**Action item**
Give back the whole listing exactly, line by line.

**Source material**
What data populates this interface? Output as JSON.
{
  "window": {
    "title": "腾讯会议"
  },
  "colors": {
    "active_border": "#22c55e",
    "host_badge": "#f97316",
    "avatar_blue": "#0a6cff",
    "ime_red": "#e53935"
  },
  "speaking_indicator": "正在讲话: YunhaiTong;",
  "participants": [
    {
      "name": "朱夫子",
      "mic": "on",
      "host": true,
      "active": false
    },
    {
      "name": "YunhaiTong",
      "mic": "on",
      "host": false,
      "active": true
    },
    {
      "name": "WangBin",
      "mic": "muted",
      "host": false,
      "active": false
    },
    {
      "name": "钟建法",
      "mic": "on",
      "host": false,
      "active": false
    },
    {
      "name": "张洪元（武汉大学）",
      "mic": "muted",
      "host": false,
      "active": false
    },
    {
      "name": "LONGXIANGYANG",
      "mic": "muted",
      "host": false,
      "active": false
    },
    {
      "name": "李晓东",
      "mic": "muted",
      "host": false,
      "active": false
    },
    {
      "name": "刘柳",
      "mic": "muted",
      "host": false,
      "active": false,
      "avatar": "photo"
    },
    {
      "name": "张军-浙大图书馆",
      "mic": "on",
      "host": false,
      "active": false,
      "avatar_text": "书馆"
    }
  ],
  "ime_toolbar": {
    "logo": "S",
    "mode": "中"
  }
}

**Answer to the problem**
What data populates this interface? Output as JSON.
{
  "window": {
    "title": "腾讯会议"
  },
  "colors": {
    "active_border": "#22c55e",
    "host_badge": "#f97316",
    "avatar_blue": "#0a6cff",
    "ime_red": "#e53935"
  },
  "speaking_indicator": "正在讲话: YunhaiTong;",
  "participants": [
    {
      "name": "朱夫子",
      "mic": "on",
      "host": true,
      "active": false
    },
    {
      "name": "YunhaiTong",
      "mic": "on",
      "host": false,
      "active": true
    },
    {
      "name": "WangBin",
      "mic": "muted",
      "host": false,
      "active": false
    },
    {
      "name": "钟建法",
      "mic": "on",
      "host": false,
      "active": false
    },
    {
      "name": "张洪元（武汉大学）",
      "mic": "muted",
      "host": false,
      "active": false
    },
    {
      "name": "LONGXIANGYANG",
      "mic": "muted",
      "host": false,
      "active": false
    },
    {
      "name": "李晓东",
      "mic": "muted",
      "host": false,
      "active": false
    },
    {
      "name": "刘柳",
      "mic": "muted",
      "host": false,
      "active": false,
      "avatar": "photo"
    },
    {
      "name": "张军-浙大图书馆",
      "mic": "on",
      "host": false,
      "active": false,
      "avatar_text": "书馆"
    }
  ],
  "ime_toolbar": {
    "logo": "S",
    "mode": "中"
  }
}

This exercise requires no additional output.